Moreover, under Kentucky law a breeding right as distinguished from a share in a stallion is a contract right for timely access to the breeding capabilities of the stallion, an intangible property right. The assignment of such right, whether accomplished, as in this instance, by inclusion of the assignment in an agreement of purchase and sale of the stallion or by a more traditional instrument of assignment does not transfer to the assignee an ownership interest in the stallion itself. Calumet Farm v. Revenue Cabinet, Ky.App., 793 S.W.2d 830 (1990). The fact that the assignment may transfer breeding rights exercisable in one or more future years or annually during the life of the stallion whenever such rights would otherwise accrue or be available to the assignor does not elevate the rights assigned to an ownership interest in the stallion. Ownership of the interest in the stallion on which an original assignment is predicated continues in the assignor. The assigned rights are contracts for access to the breeding capabilities of the stallion, which in a nonbankruptcy forum may be enforceable in an action for specific performance, but which in a bankruptcy forum are enforceable only as general monetary claims against the estate. 11 U.S.C. 101(5), 502(b), 502(c)(2).

The breeding rights assigned by the TALINUM Agreement of Purchase and Sale to the third party beneficiaries of the agreement do not rise to the level of an ownership interest in the stallion. The assignees are not obligated in any manner for the upkeep of TALINUM as generally would be so if they had an ownership interest in the stallion.

The trustee may sell the stallion free and clear of breeding rights in question.
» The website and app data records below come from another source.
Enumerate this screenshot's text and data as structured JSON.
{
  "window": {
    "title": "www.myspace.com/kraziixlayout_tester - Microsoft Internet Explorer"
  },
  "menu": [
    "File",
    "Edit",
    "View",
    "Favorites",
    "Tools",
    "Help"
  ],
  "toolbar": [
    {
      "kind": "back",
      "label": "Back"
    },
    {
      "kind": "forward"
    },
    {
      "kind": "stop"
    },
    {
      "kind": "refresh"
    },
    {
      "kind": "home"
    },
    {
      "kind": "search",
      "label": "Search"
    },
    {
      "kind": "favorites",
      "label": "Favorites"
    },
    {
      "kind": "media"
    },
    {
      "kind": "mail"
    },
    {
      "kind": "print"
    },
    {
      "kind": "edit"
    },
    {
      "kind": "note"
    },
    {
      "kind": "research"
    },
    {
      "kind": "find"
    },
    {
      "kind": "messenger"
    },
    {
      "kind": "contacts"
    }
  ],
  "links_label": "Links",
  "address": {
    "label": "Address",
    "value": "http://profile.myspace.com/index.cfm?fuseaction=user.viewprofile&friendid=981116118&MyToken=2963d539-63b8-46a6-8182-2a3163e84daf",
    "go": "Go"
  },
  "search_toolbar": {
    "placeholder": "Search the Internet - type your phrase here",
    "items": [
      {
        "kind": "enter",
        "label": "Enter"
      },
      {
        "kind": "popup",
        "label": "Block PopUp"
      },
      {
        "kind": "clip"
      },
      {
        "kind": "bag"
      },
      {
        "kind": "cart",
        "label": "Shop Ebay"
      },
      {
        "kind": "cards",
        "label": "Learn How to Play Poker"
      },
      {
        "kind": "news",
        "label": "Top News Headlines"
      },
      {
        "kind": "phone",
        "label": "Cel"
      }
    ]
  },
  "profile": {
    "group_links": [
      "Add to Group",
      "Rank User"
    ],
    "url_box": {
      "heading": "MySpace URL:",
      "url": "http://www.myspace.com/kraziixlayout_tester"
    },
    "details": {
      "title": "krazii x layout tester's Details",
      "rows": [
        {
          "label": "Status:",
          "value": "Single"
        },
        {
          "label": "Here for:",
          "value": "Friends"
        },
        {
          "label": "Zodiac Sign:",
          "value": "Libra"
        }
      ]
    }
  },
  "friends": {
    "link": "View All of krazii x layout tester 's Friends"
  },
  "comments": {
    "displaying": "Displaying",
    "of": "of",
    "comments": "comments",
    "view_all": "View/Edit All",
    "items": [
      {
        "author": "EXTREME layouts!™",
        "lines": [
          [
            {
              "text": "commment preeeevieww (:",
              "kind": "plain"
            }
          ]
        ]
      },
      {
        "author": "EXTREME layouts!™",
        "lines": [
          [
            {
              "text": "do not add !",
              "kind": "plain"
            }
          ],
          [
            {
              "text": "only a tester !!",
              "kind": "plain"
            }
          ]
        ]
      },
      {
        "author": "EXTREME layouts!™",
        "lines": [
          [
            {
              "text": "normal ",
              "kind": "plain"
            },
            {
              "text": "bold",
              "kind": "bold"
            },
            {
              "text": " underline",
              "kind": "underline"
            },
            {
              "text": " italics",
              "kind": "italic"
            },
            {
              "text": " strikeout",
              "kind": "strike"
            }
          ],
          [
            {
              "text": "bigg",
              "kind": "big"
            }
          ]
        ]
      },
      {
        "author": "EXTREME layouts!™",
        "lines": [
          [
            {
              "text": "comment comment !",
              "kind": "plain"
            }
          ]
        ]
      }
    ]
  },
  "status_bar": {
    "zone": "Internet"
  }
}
The claims of the breeding rights holders for breach of performance will not attach to the proceeds of sale but rather shall be allowable only as general unsecured claims against of the estate of the debtor. 11 U.S.C. 502(c)(2).

Dated:

By the court -

 

_____________________________

JOE LEE, CHIEF JUDGE

 

Copies to:

 

Stephen O'Brien, III, Esq.

Stephen Vasak, Esq.

Frank T. Becker, Esq.

Robert Miller, Esq.

Tom Miller, Esq.

J. Montjoy Trimble, Esq.

Paula Burrage, Esq.

James W. Gardner, Esq.

Tracey N. Wise, Esq.

Daniel M. Litt, Esq.

Barbara C. Kinney, Esq.

Baker, Eckert & Gendon, PSC

Joseph M. Scott, Esq.

Gary Bouchard

Michael V. Broderick, Esq.

UNITED STATES BANKRUPTCY COURT

EASTERN DISTRICT OF KENTUCKY

LEXINGTON

 

 

IN RE:

 

CALUMET FARM, INC. CASE NO. 91-51414

 

DEBTOR

 

 

PHOENIX CORPORATION, formerly

known as Calumet Farm, Inc. PLAINTIFF

 

VS. ADVERSARY NO. 92-5048

 

HILL 'N DALE FARM OF GORMLEY,

ONTARIO, CANADA, ET AL. DEFENDANTS

 

 

 

ORDER

 

 

In conformity with the Memorandum Opinion of the court this day entered, the motion of the debtor-in-possession for summary judgment determining that it has no ongoing duty to honor the breeding rights assigned to the defendants pursuant to Part IV of the TALINUM Agreement of Purchase and Sale and that it may sell the stallion TALINUM free and clear of such breeding rights is SUSTAINED. The cross-motions of the defendants Janice Heinz and Susan McGee for a judgment declaring them to be continuing owners of "lifetime" breeding rights to TALINUM is OVERRULED.

Dated:

By the court -

 

_____________________________

JOE LEE, CHIEF JUDGE

 

Copies to:

 

Stephen O'Brien, III, Esq.

Stephen Vasak, Esq.

Frank T. Becker, Esq.

Robert Miller, Esq.

Tom Miller, Esq.

J. Montjoy Trimble, Esq.

Paula Burrage, Esq.

James W. Gardner, Esq.

Tracey N. Wise, Esq.

Daniel M. Litt, Esq.

Barbara C. Kinney, Esq.

Baker, Eckert & Gendon, PSC

Joseph M. Scott, Esq.

Gary Bouchard

Michael V. Broderick, Esq.